▶ _PROMPT_: Without including any pictures, reproduce the full listing exactly.

▶ _INFORMATION GIVEN_:
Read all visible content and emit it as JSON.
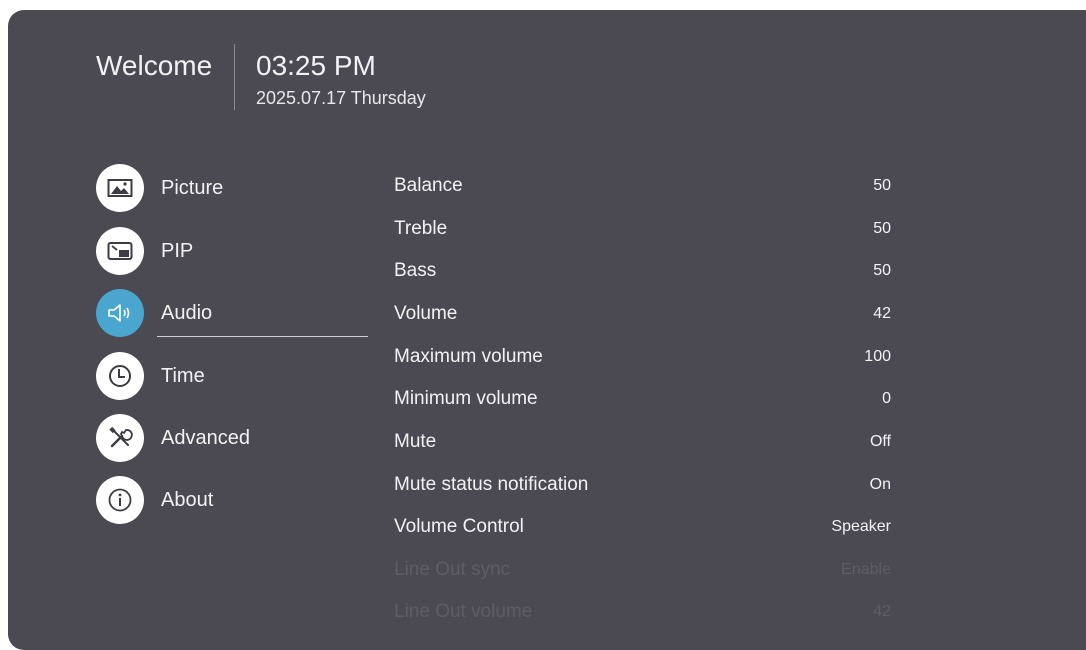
{
  "header": {
    "welcome": "Welcome",
    "time": "03:25 PM",
    "date": "2025.07.17 Thursday"
  },
  "menu": {
    "items": [
      {
        "label": "Picture",
        "icon": "picture-icon"
      },
      {
        "label": "PIP",
        "icon": "pip-icon"
      },
      {
        "label": "Audio",
        "icon": "speaker-icon",
        "active": true
      },
      {
        "label": "Time",
        "icon": "clock-icon"
      },
      {
        "label": "Advanced",
        "icon": "tools-icon"
      },
      {
        "label": "About",
        "icon": "info-icon"
      }
    ]
  },
  "settings": {
    "rows": [
      {
        "label": "Balance",
        "value": "50"
      },
      {
        "label": "Treble",
        "value": "50"
      },
      {
        "label": "Bass",
        "value": "50"
      },
      {
        "label": "Volume",
        "value": "42"
      },
      {
        "label": "Maximum volume",
        "value": "100"
      },
      {
        "label": "Minimum volume",
        "value": "0"
      },
      {
        "label": "Mute",
        "value": "Off"
      },
      {
        "label": "Mute status notification",
        "value": "On"
      },
      {
        "label": "Volume Control",
        "value": "Speaker"
      },
      {
        "label": "Line Out sync",
        "value": "Enable",
        "disabled": true
      },
      {
        "label": "Line Out volume",
        "value": "42",
        "disabled": true
      }
    ]
  },
  "colors": {
    "panel": "#4b4a52",
    "accent": "#4aa6cf",
    "text": "#f2f2f4",
    "disabled_text": "#5e5d66"
  }
}
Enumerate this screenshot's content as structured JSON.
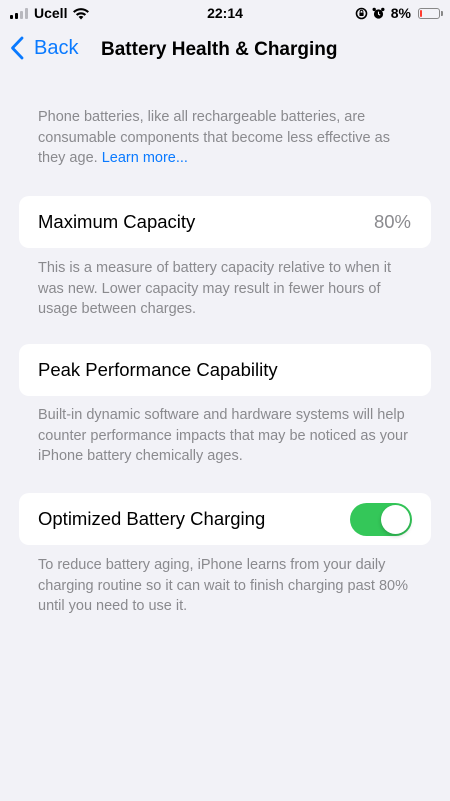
{
  "status_bar": {
    "carrier": "Ucell",
    "time": "22:14",
    "battery_percent": "8%",
    "battery_color": "#ff3b30",
    "icons": [
      "signal-icon",
      "wifi-icon",
      "orientation-lock-icon",
      "alarm-icon",
      "battery-icon"
    ]
  },
  "nav": {
    "back_label": "Back",
    "title": "Battery Health & Charging",
    "accent_color": "#0a7aff"
  },
  "intro": {
    "text": "Phone batteries, like all rechargeable batteries, are consumable components that become less effective as they age.",
    "link_label": "Learn more..."
  },
  "maximum_capacity": {
    "label": "Maximum Capacity",
    "value": "80%",
    "description": "This is a measure of battery capacity relative to when it was new. Lower capacity may result in fewer hours of usage between charges."
  },
  "peak_performance": {
    "label": "Peak Performance Capability",
    "description": "Built-in dynamic software and hardware systems will help counter performance impacts that may be noticed as your iPhone battery chemically ages."
  },
  "optimized_charging": {
    "label": "Optimized Battery Charging",
    "enabled": true,
    "toggle_color": "#34c759",
    "description": "To reduce battery aging, iPhone learns from your daily charging routine so it can wait to finish charging past 80% until you need to use it."
  }
}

▶ _RESULT FOR THIS EXERCISE_:
Read all visible content and emit it as JSON.
{
  "header": {
    "welcome": "Welcome",
    "time": "03:25 PM",
    "date": "2025.07.17 Thursday"
  },
  "menu": {
    "items": [
      {
        "label": "Picture",
        "icon": "picture-icon"
      },
      {
        "label": "PIP",
        "icon": "pip-icon"
      },
      {
        "label": "Audio",
        "icon": "speaker-icon",
        "active": true
      },
      {
        "label": "Time",
        "icon": "clock-icon"
      },
      {
        "label": "Advanced",
        "icon": "tools-icon"
      },
      {
        "label": "About",
        "icon": "info-icon"
      }
    ]
  },
  "settings": {
    "rows": [
      {
        "label": "Balance",
        "value": "50"
      },
      {
        "label": "Treble",
        "value": "50"
      },
      {
        "label": "Bass",
        "value": "50"
      },
      {
        "label": "Volume",
        "value": "42"
      },
      {
        "label": "Maximum volume",
        "value": "100"
      },
      {
        "label": "Minimum volume",
        "value": "0"
      },
      {
        "label": "Mute",
        "value": "Off"
      },
      {
        "label": "Mute status notification",
        "value": "On"
      },
      {
        "label": "Volume Control",
        "value": "Speaker"
      },
      {
        "label": "Line Out sync",
        "value": "Enable",
        "disabled": true
      },
      {
        "label": "Line Out volume",
        "value": "42",
        "disabled": true
      }
    ]
  },
  "colors": {
    "panel": "#4b4a52",
    "accent": "#4aa6cf",
    "text": "#f2f2f4",
    "disabled_text": "#5e5d66"
  }
}
Enumerate this screenshot's content as structured JSON.
{
  "status_bar": {
    "carrier": "Ucell",
    "time": "22:14",
    "battery_percent": "8%",
    "battery_color": "#ff3b30",
    "icons": [
      "signal-icon",
      "wifi-icon",
      "orientation-lock-icon",
      "alarm-icon",
      "battery-icon"
    ]
  },
  "nav": {
    "back_label": "Back",
    "title": "Battery Health & Charging",
    "accent_color": "#0a7aff"
  },
  "intro": {
    "text": "Phone batteries, like all rechargeable batteries, are consumable components that become less effective as they age.",
    "link_label": "Learn more..."
  },
  "maximum_capacity": {
    "label": "Maximum Capacity",
    "value": "80%",
    "description": "This is a measure of battery capacity relative to when it was new. Lower capacity may result in fewer hours of usage between charges."
  },
  "peak_performance": {
    "label": "Peak Performance Capability",
    "description": "Built-in dynamic software and hardware systems will help counter performance impacts that may be noticed as your iPhone battery chemically ages."
  },
  "optimized_charging": {
    "label": "Optimized Battery Charging",
    "enabled": true,
    "toggle_color": "#34c759",
    "description": "To reduce battery aging, iPhone learns from your daily charging routine so it can wait to finish charging past 80% until you need to use it."
  }
}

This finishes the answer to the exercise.